• **Exercise prompt**
In the material below, which lines hold the word "subtitle"? Pick each one out.

• **Raw data**
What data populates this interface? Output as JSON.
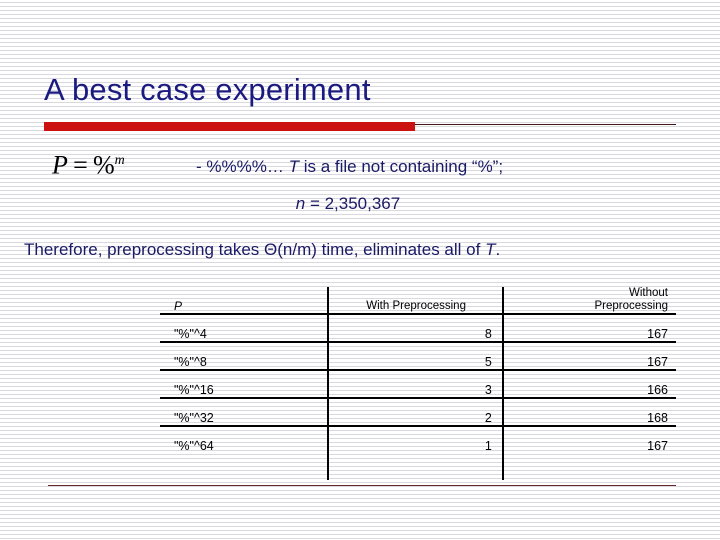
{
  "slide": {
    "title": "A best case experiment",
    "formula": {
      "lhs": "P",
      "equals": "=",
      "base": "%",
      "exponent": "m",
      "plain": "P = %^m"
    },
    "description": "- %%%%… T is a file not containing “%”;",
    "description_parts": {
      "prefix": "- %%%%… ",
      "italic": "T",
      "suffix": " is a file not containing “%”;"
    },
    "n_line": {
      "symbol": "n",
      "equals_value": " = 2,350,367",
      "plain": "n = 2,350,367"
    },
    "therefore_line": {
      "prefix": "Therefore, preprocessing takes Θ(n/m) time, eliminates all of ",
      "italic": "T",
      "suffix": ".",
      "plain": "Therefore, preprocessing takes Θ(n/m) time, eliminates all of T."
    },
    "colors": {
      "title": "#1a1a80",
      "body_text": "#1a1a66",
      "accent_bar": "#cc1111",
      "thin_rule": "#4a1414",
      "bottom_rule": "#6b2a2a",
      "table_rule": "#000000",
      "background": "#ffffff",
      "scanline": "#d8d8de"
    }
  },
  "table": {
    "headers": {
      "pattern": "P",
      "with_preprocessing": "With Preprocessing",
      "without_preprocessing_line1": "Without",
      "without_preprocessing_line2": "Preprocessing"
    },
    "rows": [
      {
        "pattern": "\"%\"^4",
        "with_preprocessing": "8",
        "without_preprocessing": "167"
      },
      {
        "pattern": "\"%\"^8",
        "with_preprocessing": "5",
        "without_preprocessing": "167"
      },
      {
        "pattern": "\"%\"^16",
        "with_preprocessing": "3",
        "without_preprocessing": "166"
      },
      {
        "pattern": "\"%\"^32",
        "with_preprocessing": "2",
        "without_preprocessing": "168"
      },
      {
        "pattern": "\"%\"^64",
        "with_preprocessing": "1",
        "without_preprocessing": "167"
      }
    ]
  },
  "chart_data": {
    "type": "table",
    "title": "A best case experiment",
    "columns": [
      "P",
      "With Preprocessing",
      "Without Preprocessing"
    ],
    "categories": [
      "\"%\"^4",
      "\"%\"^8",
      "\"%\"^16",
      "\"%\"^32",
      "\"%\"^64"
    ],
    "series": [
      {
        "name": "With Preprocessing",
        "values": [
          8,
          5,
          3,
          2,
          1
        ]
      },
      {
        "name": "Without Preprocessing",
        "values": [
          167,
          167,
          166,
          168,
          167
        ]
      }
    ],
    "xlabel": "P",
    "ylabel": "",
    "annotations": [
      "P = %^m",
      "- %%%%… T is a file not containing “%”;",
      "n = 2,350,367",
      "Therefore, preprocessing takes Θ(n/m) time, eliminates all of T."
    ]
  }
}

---

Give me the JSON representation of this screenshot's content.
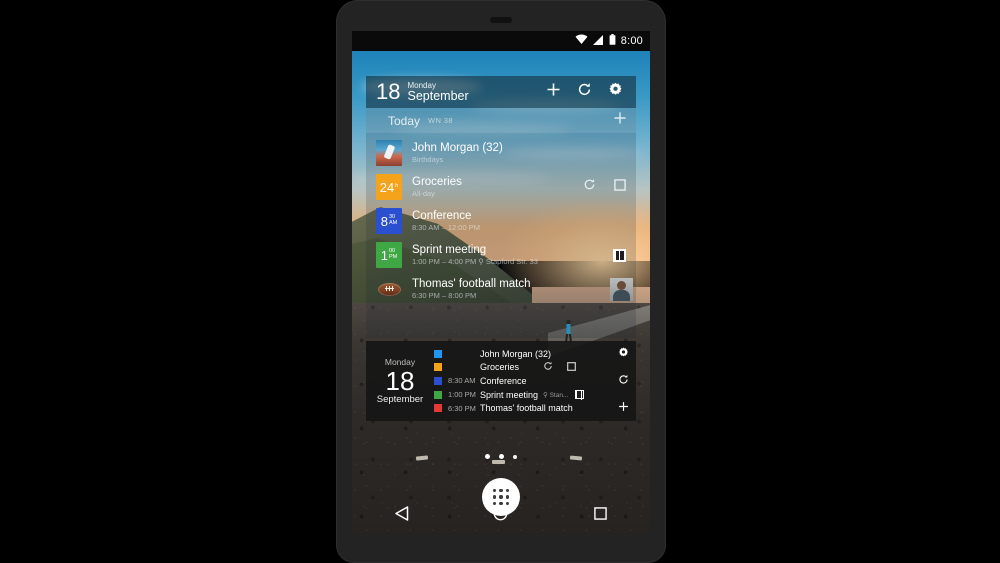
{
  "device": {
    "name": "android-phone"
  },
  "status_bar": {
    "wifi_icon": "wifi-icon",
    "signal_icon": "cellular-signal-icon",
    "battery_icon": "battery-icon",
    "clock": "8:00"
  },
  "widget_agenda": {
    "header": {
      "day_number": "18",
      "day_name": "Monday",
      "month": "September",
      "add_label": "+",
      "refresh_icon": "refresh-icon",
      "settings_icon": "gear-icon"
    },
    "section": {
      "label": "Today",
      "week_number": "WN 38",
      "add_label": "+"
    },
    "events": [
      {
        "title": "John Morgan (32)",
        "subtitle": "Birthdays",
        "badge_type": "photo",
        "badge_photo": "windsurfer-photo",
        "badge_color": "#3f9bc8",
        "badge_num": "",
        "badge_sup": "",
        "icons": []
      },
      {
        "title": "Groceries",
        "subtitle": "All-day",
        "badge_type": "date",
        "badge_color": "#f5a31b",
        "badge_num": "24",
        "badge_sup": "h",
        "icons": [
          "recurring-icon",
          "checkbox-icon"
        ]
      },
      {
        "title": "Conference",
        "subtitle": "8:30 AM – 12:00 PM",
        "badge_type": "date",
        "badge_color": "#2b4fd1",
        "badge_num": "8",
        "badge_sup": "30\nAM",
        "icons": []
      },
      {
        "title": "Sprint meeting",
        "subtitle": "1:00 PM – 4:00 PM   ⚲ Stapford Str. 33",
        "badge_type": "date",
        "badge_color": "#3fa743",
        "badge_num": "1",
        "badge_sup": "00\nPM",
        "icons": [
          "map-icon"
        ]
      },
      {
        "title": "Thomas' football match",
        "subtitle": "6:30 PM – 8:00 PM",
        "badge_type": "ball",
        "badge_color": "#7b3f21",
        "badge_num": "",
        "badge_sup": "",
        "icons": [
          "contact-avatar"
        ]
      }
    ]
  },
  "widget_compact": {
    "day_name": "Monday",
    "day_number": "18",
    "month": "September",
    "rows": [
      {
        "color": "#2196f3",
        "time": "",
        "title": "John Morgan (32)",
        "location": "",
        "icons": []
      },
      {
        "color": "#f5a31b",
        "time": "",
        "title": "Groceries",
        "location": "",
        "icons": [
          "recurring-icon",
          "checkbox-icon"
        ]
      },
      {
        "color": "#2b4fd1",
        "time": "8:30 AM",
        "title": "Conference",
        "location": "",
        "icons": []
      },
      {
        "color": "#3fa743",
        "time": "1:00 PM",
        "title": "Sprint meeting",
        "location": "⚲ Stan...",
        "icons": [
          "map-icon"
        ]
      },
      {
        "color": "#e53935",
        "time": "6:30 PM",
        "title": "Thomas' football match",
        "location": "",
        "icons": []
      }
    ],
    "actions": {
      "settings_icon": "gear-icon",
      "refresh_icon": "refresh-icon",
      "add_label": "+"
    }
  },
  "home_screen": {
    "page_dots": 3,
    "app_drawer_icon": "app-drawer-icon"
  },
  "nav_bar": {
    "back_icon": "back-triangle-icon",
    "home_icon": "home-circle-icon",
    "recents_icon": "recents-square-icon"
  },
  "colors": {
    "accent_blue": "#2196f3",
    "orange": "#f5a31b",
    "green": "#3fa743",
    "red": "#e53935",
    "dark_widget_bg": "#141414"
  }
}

• **Written reply**
        "subtitle": "Birthdays",
        "subtitle": "All-day",
        "subtitle": "8:30 AM – 12:00 PM",
        "subtitle": "1:00 PM – 4:00 PM   ⚲ Stapford Str. 33",
        "subtitle": "6:30 PM – 8:00 PM",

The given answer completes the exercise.